Monday, May 23, 2011

NASCAR inducts its second Hall of Fame class

A comprehensive history of the sport came together Monday night at the NASCAR Hall of Fame for the annual induction ceremony.

This time Bud Moore, Lee Petty, Ned Jarrett, Bobby Allison and David Pearson shared the sport’s ultimate honor. Although there was a big stage and lots of fancy lights, this night felt more like we were in the backyard of each individual as he was introduced.

While the honorees included the Oscar-like thank you’s, each honoree told the story of his career and shared stories: some funny, some inspiring and some of the saddest that can be told.

The night was a nice break from the weekly concerns about which drivers are running well or which drivers are angry at each other. This night was all about the history of the sport, and boy is that sport amazing. Some stories make good movies, but the history of NASCAR might be the greatest thrill ride of any sport in the world, and this class certainly encompassed that ride.

We had Bud Moore, a pioneer owner in the sport who stormed Normandy, France on D-Day and went on to build cars for 43 different drivers, including three Hall of Famers in Dale Earnhardt, Bobby Allison and David Pearson, and many more future Hall of Famers. Moore could be viewed as a stubborn man, but his first priority was to win and in the moment nothing was going to stand in the way of that goal. He was part of the Greatest Generation and continues to represent that group with class.

Next was Lee Petty, the founder of the great Petty family dynasty. Petty also wouldn’t take no for an answer and although others drivers have more of a reputation for being rough-and-tough drivers, Lee Petty would certainly do whatever it took to win and bring home the money he needed to feed his family, including protesting what would have been his son Richard’s first win. Still, he did it because that was what would bring the family the most money that week. He was represented at the ceremony by his two sons, Richard and Maurice.

Then came Ned Jarrett, one of the most well-spoken men in the sport. Broadcasting was the perfect second career for him. Also, Jarrett is one of the most gracious people in the sport. He is not afraid to say thank you to those he feels it is necessary. It is hard to imagine he has ever left a debt unpaid. While NASCAR grew up as a tough man’s sport, Jarrett portrayed a gentler personality off the track, but still kicked everybody’s butt on the track. Jarrett’s values are inspiring.

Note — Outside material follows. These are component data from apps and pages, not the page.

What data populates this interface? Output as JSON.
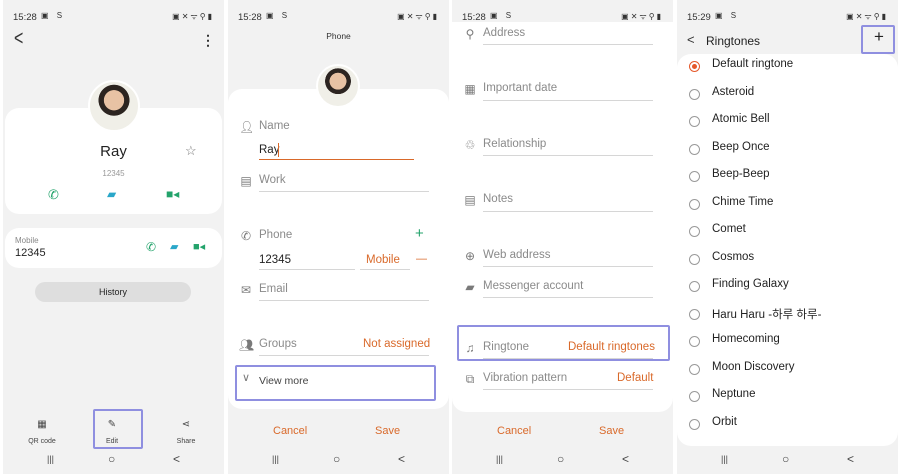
{
  "status_bar": {
    "panels": [
      {
        "time": "15:28",
        "left_icons": "▣ S",
        "right_icons": "▣✕ᯤ⚲▮"
      },
      {
        "time": "15:28",
        "left_icons": "▣ S",
        "right_icons": "▣✕ᯤ⚲▮"
      },
      {
        "time": "15:28",
        "left_icons": "▣ S",
        "right_icons": "▣✕ᯤ⚲▮"
      },
      {
        "time": "15:29",
        "left_icons": "▣ S",
        "right_icons": "▣✕ᯤ⚲▮"
      }
    ]
  },
  "nav_glyphs": {
    "recents": "|||",
    "home": "○",
    "back": "<"
  },
  "contact_view": {
    "back_glyph": "<",
    "menu_glyph": "⋮",
    "name": "Ray",
    "number": "12345",
    "star_glyph": "☆",
    "phone_label": "Mobile",
    "phone_value": "12345",
    "history_label": "History",
    "bottom": {
      "qr_label": "QR code",
      "edit_label": "Edit",
      "share_label": "Share"
    }
  },
  "edit_contact": {
    "header": "Phone",
    "name_label": "Name",
    "name_value": "Ray",
    "work_label": "Work",
    "phone_label": "Phone",
    "phone_value": "12345",
    "phone_type": "Mobile",
    "add_glyph": "+",
    "remove_glyph": "—",
    "email_label": "Email",
    "groups_label": "Groups",
    "groups_value": "Not assigned",
    "view_more_label": "View more",
    "cancel_label": "Cancel",
    "save_label": "Save"
  },
  "edit_more": {
    "address_label": "Address",
    "important_date_label": "Important date",
    "relationship_label": "Relationship",
    "notes_label": "Notes",
    "web_label": "Web address",
    "messenger_label": "Messenger account",
    "ringtone_label": "Ringtone",
    "ringtone_value": "Default ringtones",
    "vibration_label": "Vibration pattern",
    "vibration_value": "Default",
    "cancel_label": "Cancel",
    "save_label": "Save"
  },
  "ringtones": {
    "back_glyph": "<",
    "title": "Ringtones",
    "add_glyph": "+",
    "selected_index": 0,
    "items": [
      "Default ringtone",
      "Asteroid",
      "Atomic Bell",
      "Beep Once",
      "Beep-Beep",
      "Chime Time",
      "Comet",
      "Cosmos",
      "Finding Galaxy",
      "Haru Haru -하루 하루-",
      "Homecoming",
      "Moon Discovery",
      "Neptune",
      "Orbit"
    ]
  },
  "colors": {
    "accent": "#d9692a",
    "green": "#23a36b",
    "teal": "#2aa7c9",
    "highlight": "#8f8fe0"
  }
}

Bobby Allison talked about several moments in his great career, but he also spoke about his life, which has included as many ups and downs as any life a person could live. He did speak about his children, two of which were killed in 1992. Clifford was killed in a racing crash at Michigan and Davey was killed later in a freak helicopter crash. The thought of losing two children is unimaginably horrible, and Allison understands that as well as anyone.

“You know, the world I hope never is that cruel to any other family again,” he said.

Finally, the class clown David Pearson stepped up to the stage and told his stories in a way only he can. He won a bunch of races, and often did it with style. Future Hall of Famer Leonard Wood, the chief mechanic for the Wood Brothers, introduced Pearson and his story about Pearson passing Buddy Baker and lighting a cigarette as he completed the pass and cruised down the frontstretch is the perfect picture for the sly “Silver Fox.”

Although the Hall of Fame has taken some criticism on the business side, the induction ceremony is one of the most special events of the season and probably the most meaningful. The Hall of Fame shouldn’t be about making money. That building is similar to the country’s national parks and landmarks. They are there because they are important, not because somebody needs to make money.

For one night, time stood still and the NASCAR of years gone by came back to life. It gives me goosebumps.

Look for more Monday Morning Crew Chief coverage of Hall of Fame week, including a story about Mark Martin sleeping in Bobby Allison’s basement. More photos from the night will be up in the coming days, but also check out the Monday Morning Crew Chief Facebook page for a full gallery of photos from the Hall of Fame and the induction ceremony.


  1. I enjoyed the induction on TV. It was great to hear some of old stories. Those men, and others just like them, carried the sport for more than 30 years. Congrats to all of them.

  2. Gene - On night's like Monday, they still carry the sport. Too bad we don't get to see them more often.

  3. Sorry so late to these Mayer- been slowly catching up over the week. Awesome overview cant wait to read more of the stories and about your experiences